Given information:
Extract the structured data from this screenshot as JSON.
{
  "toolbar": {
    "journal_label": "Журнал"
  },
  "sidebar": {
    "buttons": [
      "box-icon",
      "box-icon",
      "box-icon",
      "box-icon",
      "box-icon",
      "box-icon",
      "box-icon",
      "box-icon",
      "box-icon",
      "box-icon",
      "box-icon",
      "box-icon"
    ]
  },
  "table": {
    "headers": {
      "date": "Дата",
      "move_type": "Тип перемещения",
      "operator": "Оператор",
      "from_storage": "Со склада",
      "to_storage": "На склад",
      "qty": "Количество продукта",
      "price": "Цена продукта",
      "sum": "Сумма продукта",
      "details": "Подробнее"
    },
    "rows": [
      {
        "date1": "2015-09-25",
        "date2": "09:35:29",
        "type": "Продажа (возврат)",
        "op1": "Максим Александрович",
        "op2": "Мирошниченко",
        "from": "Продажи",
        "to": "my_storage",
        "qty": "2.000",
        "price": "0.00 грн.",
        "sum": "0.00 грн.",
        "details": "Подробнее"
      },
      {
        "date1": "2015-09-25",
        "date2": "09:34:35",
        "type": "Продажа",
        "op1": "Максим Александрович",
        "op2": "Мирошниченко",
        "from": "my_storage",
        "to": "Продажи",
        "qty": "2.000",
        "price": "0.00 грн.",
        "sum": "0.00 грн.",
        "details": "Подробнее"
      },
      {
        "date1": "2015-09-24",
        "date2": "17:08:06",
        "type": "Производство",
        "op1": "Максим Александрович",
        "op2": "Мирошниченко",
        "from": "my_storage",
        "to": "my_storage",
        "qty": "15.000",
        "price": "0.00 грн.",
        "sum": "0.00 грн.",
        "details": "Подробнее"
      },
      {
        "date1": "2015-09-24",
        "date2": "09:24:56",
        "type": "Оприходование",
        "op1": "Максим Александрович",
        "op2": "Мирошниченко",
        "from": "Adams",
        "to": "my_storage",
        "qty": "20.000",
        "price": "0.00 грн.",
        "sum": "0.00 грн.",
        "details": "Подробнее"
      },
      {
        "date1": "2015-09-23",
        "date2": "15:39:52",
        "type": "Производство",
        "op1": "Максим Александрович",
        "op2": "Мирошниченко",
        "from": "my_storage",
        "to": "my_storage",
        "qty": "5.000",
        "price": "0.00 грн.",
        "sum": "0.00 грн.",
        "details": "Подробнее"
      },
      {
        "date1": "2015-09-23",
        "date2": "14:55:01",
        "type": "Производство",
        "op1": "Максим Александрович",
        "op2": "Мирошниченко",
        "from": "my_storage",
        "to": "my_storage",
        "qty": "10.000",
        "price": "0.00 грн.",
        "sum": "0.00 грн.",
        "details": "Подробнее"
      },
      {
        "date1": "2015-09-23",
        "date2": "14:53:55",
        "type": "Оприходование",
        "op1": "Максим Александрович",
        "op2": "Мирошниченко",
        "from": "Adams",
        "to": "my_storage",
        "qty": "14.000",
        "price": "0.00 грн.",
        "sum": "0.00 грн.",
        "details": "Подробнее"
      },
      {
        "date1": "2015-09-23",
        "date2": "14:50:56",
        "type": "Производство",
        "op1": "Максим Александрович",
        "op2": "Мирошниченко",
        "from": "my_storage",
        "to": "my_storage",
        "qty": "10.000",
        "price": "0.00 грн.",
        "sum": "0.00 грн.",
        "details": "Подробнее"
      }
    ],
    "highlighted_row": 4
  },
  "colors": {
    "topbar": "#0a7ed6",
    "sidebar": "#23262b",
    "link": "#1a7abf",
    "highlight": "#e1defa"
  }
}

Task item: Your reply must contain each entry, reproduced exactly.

Task output:
Extract the structured data from this screenshot as JSON.
{
  "toolbar": {
    "journal_label": "Журнал"
  },
  "sidebar": {
    "buttons": [
      "box-icon",
      "box-icon",
      "box-icon",
      "box-icon",
      "box-icon",
      "box-icon",
      "box-icon",
      "box-icon",
      "box-icon",
      "box-icon",
      "box-icon",
      "box-icon"
    ]
  },
  "table": {
    "headers": {
      "date": "Дата",
      "move_type": "Тип перемещения",
      "operator": "Оператор",
      "from_storage": "Со склада",
      "to_storage": "На склад",
      "qty": "Количество продукта",
      "price": "Цена продукта",
      "sum": "Сумма продукта",
      "details": "Подробнее"
    },
    "rows": [
      {
        "date1": "2015-09-25",
        "date2": "09:35:29",
        "type": "Продажа (возврат)",
        "op1": "Максим Александрович",
        "op2": "Мирошниченко",
        "from": "Продажи",
        "to": "my_storage",
        "qty": "2.000",
        "price": "0.00 грн.",
        "sum": "0.00 грн.",
        "details": "Подробнее"
      },
      {
        "date1": "2015-09-25",
        "date2": "09:34:35",
        "type": "Продажа",
        "op1": "Максим Александрович",
        "op2": "Мирошниченко",
        "from": "my_storage",
        "to": "Продажи",
        "qty": "2.000",
        "price": "0.00 грн.",
        "sum": "0.00 грн.",
        "details": "Подробнее"
      },
      {
        "date1": "2015-09-24",
        "date2": "17:08:06",
        "type": "Производство",
        "op1": "Максим Александрович",
        "op2": "Мирошниченко",
        "from": "my_storage",
        "to": "my_storage",
        "qty": "15.000",
        "price": "0.00 грн.",
        "sum": "0.00 грн.",
        "details": "Подробнее"
      },
      {
        "date1": "2015-09-24",
        "date2": "09:24:56",
        "type": "Оприходование",
        "op1": "Максим Александрович",
        "op2": "Мирошниченко",
        "from": "Adams",
        "to": "my_storage",
        "qty": "20.000",
        "price": "0.00 грн.",
        "sum": "0.00 грн.",
        "details": "Подробнее"
      },
      {
        "date1": "2015-09-23",
        "date2": "15:39:52",
        "type": "Производство",
        "op1": "Максим Александрович",
        "op2": "Мирошниченко",
        "from": "my_storage",
        "to": "my_storage",
        "qty": "5.000",
        "price": "0.00 грн.",
        "sum": "0.00 грн.",
        "details": "Подробнее"
      },
      {
        "date1": "2015-09-23",
        "date2": "14:55:01",
        "type": "Производство",
        "op1": "Максим Александрович",
        "op2": "Мирошниченко",
        "from": "my_storage",
        "to": "my_storage",
        "qty": "10.000",
        "price": "0.00 грн.",
        "sum": "0.00 грн.",
        "details": "Подробнее"
      },
      {
        "date1": "2015-09-23",
        "date2": "14:53:55",
        "type": "Оприходование",
        "op1": "Максим Александрович",
        "op2": "Мирошниченко",
        "from": "Adams",
        "to": "my_storage",
        "qty": "14.000",
        "price": "0.00 грн.",
        "sum": "0.00 грн.",
        "details": "Подробнее"
      },
      {
        "date1": "2015-09-23",
        "date2": "14:50:56",
        "type": "Производство",
        "op1": "Максим Александрович",
        "op2": "Мирошниченко",
        "from": "my_storage",
        "to": "my_storage",
        "qty": "10.000",
        "price": "0.00 грн.",
        "sum": "0.00 грн.",
        "details": "Подробнее"
      }
    ],
    "highlighted_row": 4
  },
  "colors": {
    "topbar": "#0a7ed6",
    "sidebar": "#23262b",
    "link": "#1a7abf",
    "highlight": "#e1defa"
  }
}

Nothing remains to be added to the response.